As for the 300 acres set aside for locals to use, a 2011 article about a major protest by local farmers against Dominion noted that the company "had initially allowed the community to cultivate 150 acre piece of land both sides for Siaya and Bondo districts and even added them another 300 acres but the agreement was that they would vacate when the Company wants to use it."[11] That time came in 2011 and "the Dominion farm management sent tractors into the community farms which the farmers had allegedly encroached and refused to vacate as was agreed."

Wildlife Observed at Dominion Farms

Despite heavy use of pesticides and other agrochemicals, Dominion is home to abundant and diverse wildlife species.

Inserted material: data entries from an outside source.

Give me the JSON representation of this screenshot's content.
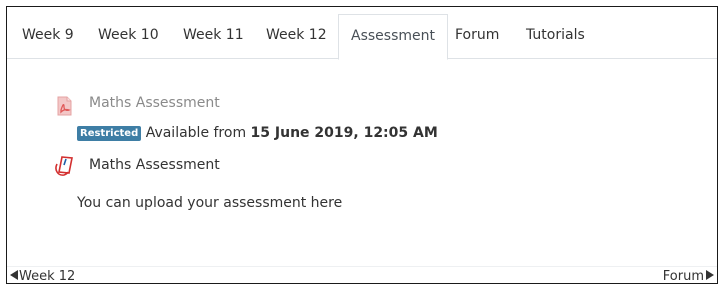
{
  "tabs": [
    {
      "label": "Week 9"
    },
    {
      "label": "Week 10"
    },
    {
      "label": "Week 11"
    },
    {
      "label": "Week 12"
    },
    {
      "label": "Assessment",
      "active": true
    },
    {
      "label": "Forum"
    },
    {
      "label": "Tutorials"
    }
  ],
  "resource": {
    "title": "Maths Assessment",
    "icon": "pdf-file-icon",
    "restriction_badge": "Restricted",
    "availability_prefix": "Available from",
    "availability_date": "15 June 2019, 12:05 AM"
  },
  "assignment": {
    "title": "Maths Assessment",
    "icon": "assignment-upload-icon",
    "description": "You can upload your assessment here"
  },
  "navigation": {
    "prev_label": "Week 12",
    "next_label": "Forum"
  },
  "colors": {
    "badge": "#3e7ea5",
    "pdf_red": "#e05a5a",
    "assign_red": "#d32f2f",
    "dim_text": "#8a8a8a"
  }
}
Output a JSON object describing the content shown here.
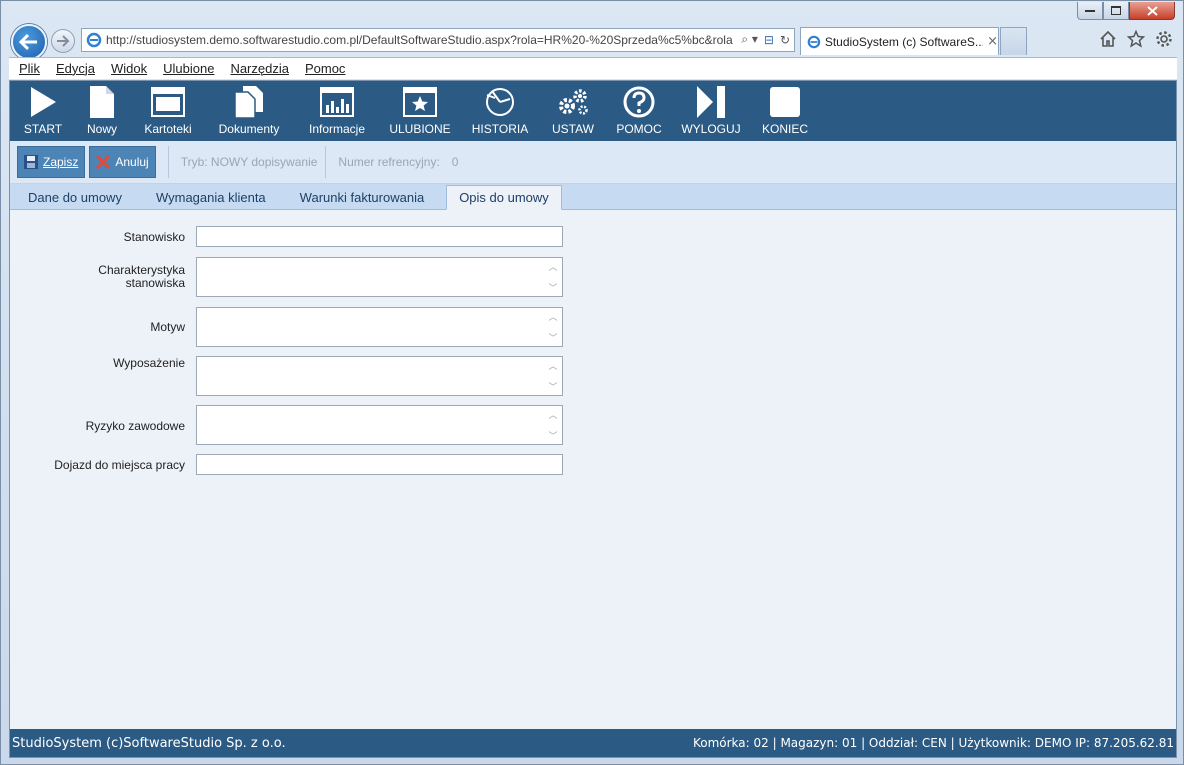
{
  "browser": {
    "url": "http://studiosystem.demo.softwarestudio.com.pl/DefaultSoftwareStudio.aspx?rola=HR%20-%20Sprzeda%c5%bc&rola",
    "tab_title": "StudioSystem (c) SoftwareS...",
    "tab_close": "×",
    "address_search": "⌕ ▾",
    "address_compat": "⊟",
    "address_refresh": "↻"
  },
  "menu": [
    "Plik",
    "Edycja",
    "Widok",
    "Ulubione",
    "Narzędzia",
    "Pomoc"
  ],
  "toolbar": [
    {
      "label": "START",
      "icon": "play-icon"
    },
    {
      "label": "Nowy",
      "icon": "new-document-icon"
    },
    {
      "label": "Kartoteki",
      "icon": "window-icon"
    },
    {
      "label": "Dokumenty",
      "icon": "documents-icon"
    },
    {
      "label": "Informacje",
      "icon": "chart-window-icon"
    },
    {
      "label": "ULUBIONE",
      "icon": "star-window-icon"
    },
    {
      "label": "HISTORIA",
      "icon": "history-icon"
    },
    {
      "label": "USTAW",
      "icon": "gears-icon"
    },
    {
      "label": "POMOC",
      "icon": "help-icon"
    },
    {
      "label": "WYLOGUJ",
      "icon": "logout-icon"
    },
    {
      "label": "KONIEC",
      "icon": "stop-icon"
    }
  ],
  "actions": {
    "save": "Zapisz",
    "cancel": "Anuluj",
    "mode": "Tryb: NOWY dopisywanie",
    "refnum": "Numer refrencyjny:",
    "refnum_value": "0"
  },
  "tabs": [
    "Dane do umowy",
    "Wymagania klienta",
    "Warunki fakturowania",
    "Opis do umowy"
  ],
  "active_tab": "Opis do umowy",
  "form": {
    "stanowisko": {
      "label": "Stanowisko",
      "value": ""
    },
    "charakterystyka": {
      "label1": "Charakterystyka",
      "label2": "stanowiska",
      "value": ""
    },
    "motyw": {
      "label": "Motyw",
      "value": ""
    },
    "wyposazenie": {
      "label": "Wyposażenie",
      "value": ""
    },
    "ryzyko": {
      "label": "Ryzyko zawodowe",
      "value": ""
    },
    "dojazd": {
      "label": "Dojazd do miejsca pracy",
      "value": ""
    }
  },
  "status": {
    "left": "StudioSystem (c)SoftwareStudio Sp. z o.o.",
    "right": "Komórka: 02 | Magazyn: 01 | Oddział: CEN | Użytkownik: DEMO IP: 87.205.62.81"
  }
}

These include the following birds:[1]

Also observed were large monitor lizards measuring approximately three to four feet long.[1]

Dominion in Nigeria


Contact Information

Articles and resources

Related SourceWatch articles


  1. 1.0 1.1 1.2 1.3 1.4 1.5 1.6 1.7 1.8 Observed by Jill Richardson, visit to Dominion Farms, February 22, 2012. Cite error: Invalid <ref> tag; name "Jill" defined multiple times with different content Cite error: Invalid <ref> tag; name "Jill" defined multiple times with different content
  2. District Environment Action Plan (DEAP), Bondo District: 2006-2011," District Environment Office, May 2007.
  3. 3.0 3.1 3.2 3.3 3.4 3.5 3.6 3.7 3.8 Frankline, "Kenya: Dominion Farms Puts Power to Create Wealth in the People's Hands,", July 21, 2011.
  4. 4.0 4.1 4.2 4.3 4.4 4.5 4.6 4.7 4.8 4.9 Jessica Silver-Greenberg, "Land Rush in Africa," Business Week, November 25, 2009.
  5. Samwel Ong'Wen Okuro "Land Grab in Kenya: Risks and Opportunities, Bondo University, December 2011.
  6. "ADDRESSING THE LAND QUESTION OF THE YALA SWAMP AND SECURING ITS ECOLOGICAL INTEGRITY," Letter from Friends of Yala Swamp to Hon. James Aggrey Orengo, Minister for Lands, Republic of Kenya, June 16, 2011.
  7. History, Dominion Farms, Accessed February 26, 2012.
  8. History, Dominion Farms, Accessed February 26, 2012.
  9. Jill Richardson, Kenya Diaries: Day 17, Part 3 - Dominion Farms, Part 3, La Vida Locavore, June 6, 2012.
  10. Calvin Burgess, Business Week Rebuttal, November 2009.
  11. George Ochieng, "MPs-Siaya county residents protest illegal Dominion Farms/Gold mining activities in the region," Kenya Radar Live, September 1, 2011.
  12. Management Team, Dominion Farms, Accessed February 26, 2012.

External resources

External articles